Mayor Vincent Gray attended the DC Health Link information day and enrollment fair. (Courtesy of Facebook)

The District’s health care exchange recently held an enrollment fair that highlighted its benefits and services while basking in a recent court victory verifying its right to its funding source.

Scores of District residents visited the first floor of the Martin Luther King Jr. Memorial Library on Nov. 15 to talk to representatives from the DC Health Benefit Exchange Authority, also known as the DC Health Link, about signing up, changing or getting more information about its health insurance plans. Leaders from the exchange authority were upbeat at the fair as they successfully fought back an attempt by the American Council of Life Insurers in federal court on Nov. 14 to change the way the program is funded.

“The ruling is a victory for the District’s residents and small businesses,” said Diane Lewis, chair of the exchange’s executive board. “DC Health Link provides a critical service to District residents and small businesses by making quality health insurance available under a fair set of rules at affordable prices.”

In 2012, under the option offered by the Affordable Care Act (ACA), the D.C. Council voted to establish a District-managed insurance marketplace through the exchange authority.

In dismissing the lawsuit, U.S. District Court Judge Beryl A. Howell said that Congress intended for states to set up health insurance exchanges and those states had “broad authority to provide adequate funding for those exchanges.”

D.C. Mayor Vincent Gray (D) persuaded the members of the D.C. Council to create a District health benefit exchange instead of relying on the federal system. Gray, who greeted residents and staffers at the fair, said that he is proud of the work that has been done to provide health insurance to District residents.

“We are one of four state-based agencies in the nation,” Gray said. “It is my opinion that we have one of the best state exchanges in the nation. We had a glitch here and there, but basically it has been a smooth process.”


The rollout of the District’s health insurance enrollment program took place on Oct. 1, 2013. The city’s program hasn’t had the problems the federal website or the Maryland Health Exchange has had. Gray credited Mila Kofman, the exchange authority’s executive director, for her management of the project.

While the District has cleared a legal hurdle, opponents of the ACA have filed a challenge with the U.S. Supreme Court, in the case of King vs. Burwell. This case questions the constitutionality of state-run exchanges. Additionally, Republican leaders of the U.S. House of Representatives and the U.S. Senate have pledged to hold votes on repealing the act when the new session of Congress convenes in January 2015.

Gray said that he is puzzled by why so many political leaders want to undo the act.

“We want to make sure that America is as healthy as it can be,” the mayor said. “Because of the Affordable Care Act, 97 percent of children in the District are covered by health insurance. We want to make sure that going to the doctor is a routine part of people’s lives and the Affordable Care Act helps us do that.”

DJ Aladdin, a disc jockey on WPGC, encourages District residents to sign up for health insurance.
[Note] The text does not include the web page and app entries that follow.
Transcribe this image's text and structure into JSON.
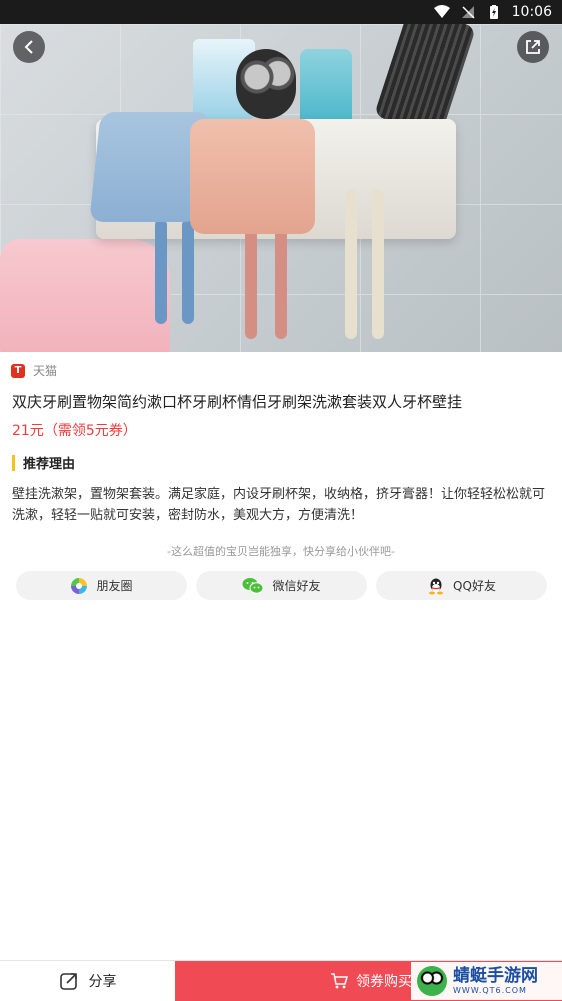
{
  "status_bar": {
    "time": "10:06"
  },
  "source": {
    "name": "天猫",
    "logo_letter": "T"
  },
  "product": {
    "title": "双庆牙刷置物架简约漱口杯牙刷杯情侣牙刷架洗漱套装双人牙杯壁挂",
    "price": "21元",
    "coupon": "（需领5元券）"
  },
  "reason": {
    "title": "推荐理由",
    "text": "壁挂洗漱架，置物架套装。满足家庭，内设牙刷杯架，收纳格，挤牙膏器！让你轻轻松松就可洗漱，轻轻一贴就可安装，密封防水，美观大方，方便清洗！"
  },
  "share": {
    "hint": "-这么超值的宝贝岂能独享，快分享给小伙伴吧-",
    "moments": "朋友圈",
    "wechat": "微信好友",
    "qq": "QQ好友"
  },
  "bottom": {
    "share_label": "分享",
    "buy_label": "领券购买"
  },
  "watermark": {
    "title": "蜻蜓手游网",
    "url": "WWW.QT6.COM"
  },
  "colors": {
    "price": "#f23b3b",
    "buy_bg": "#f04a55",
    "accent_bar": "#f5c21b"
  }
}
“I did not have any health insurance from 2007-2013,” he said. “During that time, I could not afford it and I was hoping that nothing bad happened to me. I enrolled at the last minute, and while the process is not simple, I got my health care card and everything is fine.”

Aladdin said that the program is great for people who do not have a full-time job or work at jobs without benefits. The staff of the exchange authority will assist residents until Feb. 15, 2015, when the open-enrollment period ends.